“I want to be part of the ‘aerospace era,’” she says, describing the near future, when space will almost certainly become an attractive venue for both private companies and private citizens. “I think it’s marvelous. I want to make sure humanity has a permanent hold in our solar system.”
Last month, Penton’s Aviation Week recognized Talmor’s own bright star when they named her one of its Twenty20s.
Greg Hamilton, president of Aviation Week, notes on the PRNewswire website, “With the Twenty20s awards, Aviation Week seeks to identify students who are already making a difference, through their academic performance, the projects and research they undertake, and their engagement with the world beyond their classrooms.”
“It’s a great award,” says Talmor of the recognition, which was sponsored in partnership with Raytheon.

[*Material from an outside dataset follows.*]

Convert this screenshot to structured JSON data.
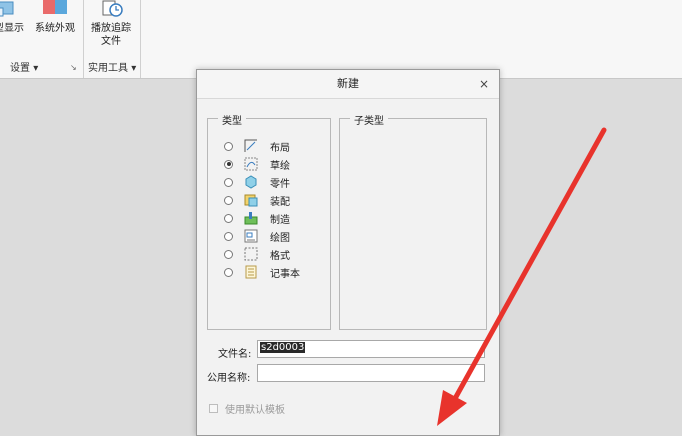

Born and raised in Tel Aviv, she served for two and a half years in the Israeli Defense Forces as a software engineer and then worked for an additional two and half years before she came to the United States in 2009 to attend college.
“I knew I wanted to pursue an engineering degree in aerospace in the United States,” she says. “I looked up schools online where I could make connections in the aerospace industry.” WPI gave her a good scholarship, and she liked the culture here when she visited after her acceptance.
Graduating last May with a dual degree in aerospace and robotics engineering, with a minor in astrophysics, she is pursuing a PhD in mechanical engineering, specializing in electrohydrodynamics. (There is currently no PhD offered in aerospace engineering.)
She describes electrohydrodynamics, an interdisciplinary field, as “half electrical engineering and physics and half fluid dynamics, part of aerospace.”
Currently working in the lab of her advisor, ME Department Head Jamal Yagoobi, she notes that they are “working with NASA and the Air Force on all kinds of projects applicable to space.” It’s an exciting opportunity to collaborate with actual NASA engineers and to be “involved in the design process.”
Looking ahead, she is particularly fascinated by the trajectory between science and business as it applies to the use of space.
“NASA is all about finding out what’s going on in space in terms of ‘sciencey stuff,’ she says. “That’s not attractive to business. Now it’s time to try to make space attractive to the business community.”
Her personal and professional interests are not dissimilar, and she “instantly” became a member of the Science Fiction Society when she came to WPI as a first year student, serving as the club’s president as a senior.
She shares her love of computer games and science fiction conventions with her husband Alexander Tilley, a game design major who graduated from WPI in 2013 and now works in Waltham. (Their wedding this past summer had a steampunk/Victorian science fiction theme.)
As for the future? One day, she hopes, space travel could be as simple “as taking a day trip to Mars with my grandchildren.”
By Laura Porter